Records supplied:
┄┄┄┄┄┄┄┄┄┄

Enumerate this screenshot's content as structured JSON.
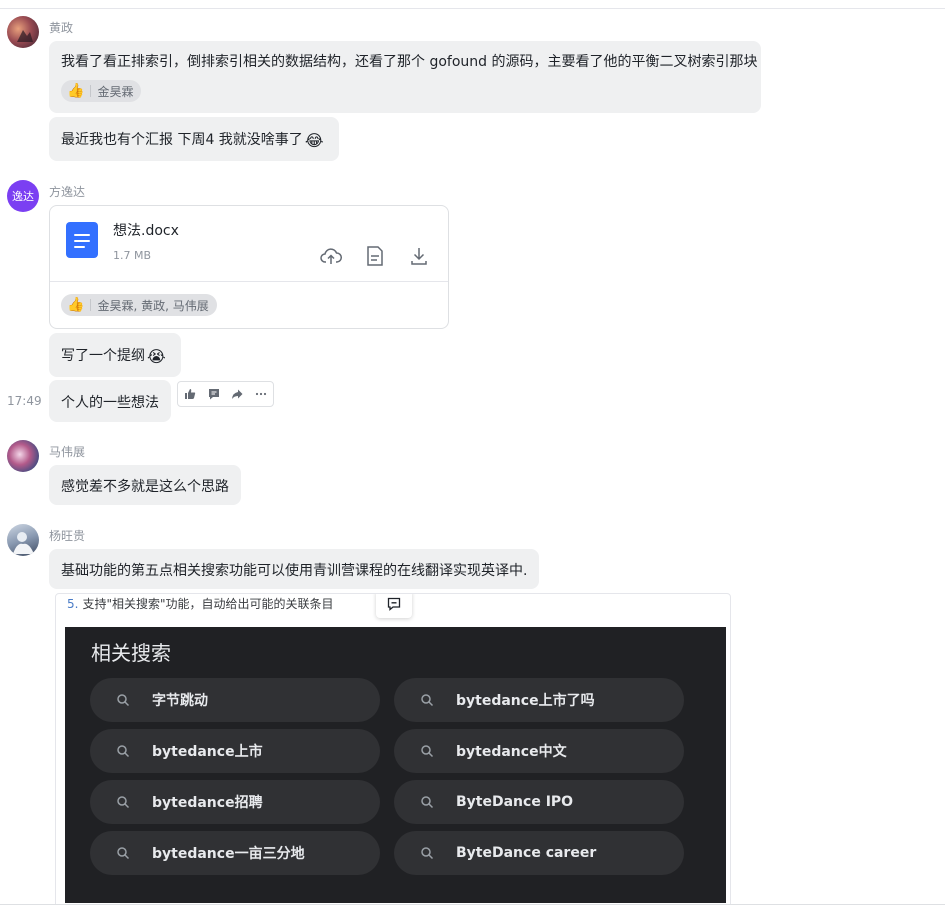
{
  "messages": {
    "m1": {
      "sender": "黄政",
      "text1": "我看了看正排索引，倒排索引相关的数据结构，还看了那个 gofound 的源码，主要看了他的平衡二叉树索引那块",
      "reaction_users": "金昊霖",
      "text2": "最近我也有个汇报 下周4 我就没啥事了",
      "text2_emoji": "😂"
    },
    "m2": {
      "sender": "方逸达",
      "avatar_text": "逸达",
      "file_name": "想法.docx",
      "file_size": "1.7 MB",
      "file_reaction_users": "金昊霖, 黄政, 马伟展",
      "text1": "写了一个提纲",
      "text1_emoji": "😭",
      "time": "17:49",
      "text2": "个人的一些想法"
    },
    "m3": {
      "sender": "马伟展",
      "text": "感觉差不多就是这么个思路"
    },
    "m4": {
      "sender": "杨旺贵",
      "text": "基础功能的第五点相关搜索功能可以使用青训营课程的在线翻译实现英译中.",
      "image": {
        "caption_num": "5.",
        "caption": "支持\"相关搜索\"功能，自动给出可能的关联条目",
        "title": "相关搜索",
        "items": [
          "字节跳动",
          "bytedance上市了吗",
          "bytedance上市",
          "bytedance中文",
          "bytedance招聘",
          "ByteDance IPO",
          "bytedance一亩三分地",
          "ByteDance career"
        ]
      }
    }
  },
  "icons": {
    "reaction": "thumbs-up-icon",
    "file": "doc-file-icon",
    "cloud": "cloud-upload-icon",
    "preview": "document-preview-icon",
    "download": "download-icon",
    "toolbar": [
      "thumbs-up-icon",
      "comment-icon",
      "forward-icon",
      "more-icon"
    ]
  },
  "colors": {
    "bubble": "#eff0f1",
    "file_blue": "#3370ff",
    "avatar_purple": "#7b3ff2"
  }
}
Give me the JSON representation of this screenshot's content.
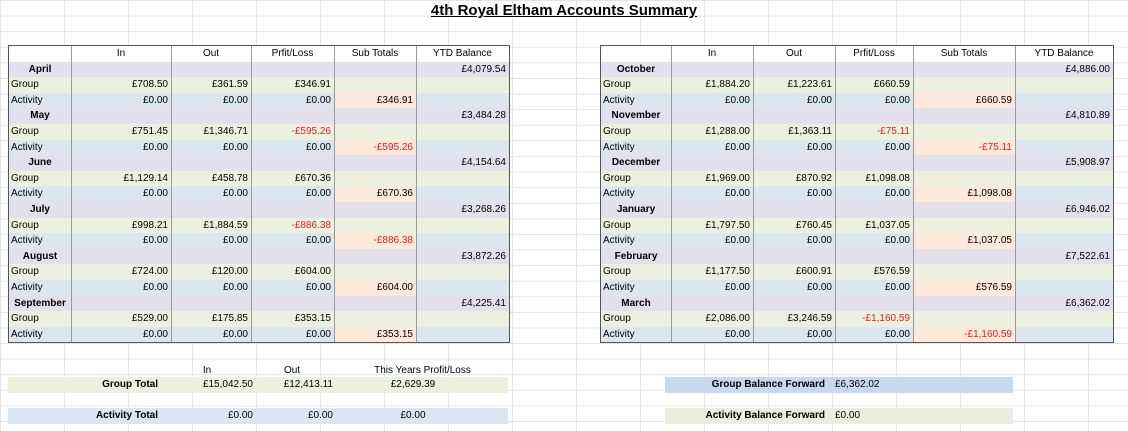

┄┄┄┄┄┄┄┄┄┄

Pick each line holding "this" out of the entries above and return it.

Answer to the exercise:
Enumerate this screenshot's content as structured JSON.
Give me the JSON representation of this screenshot's content.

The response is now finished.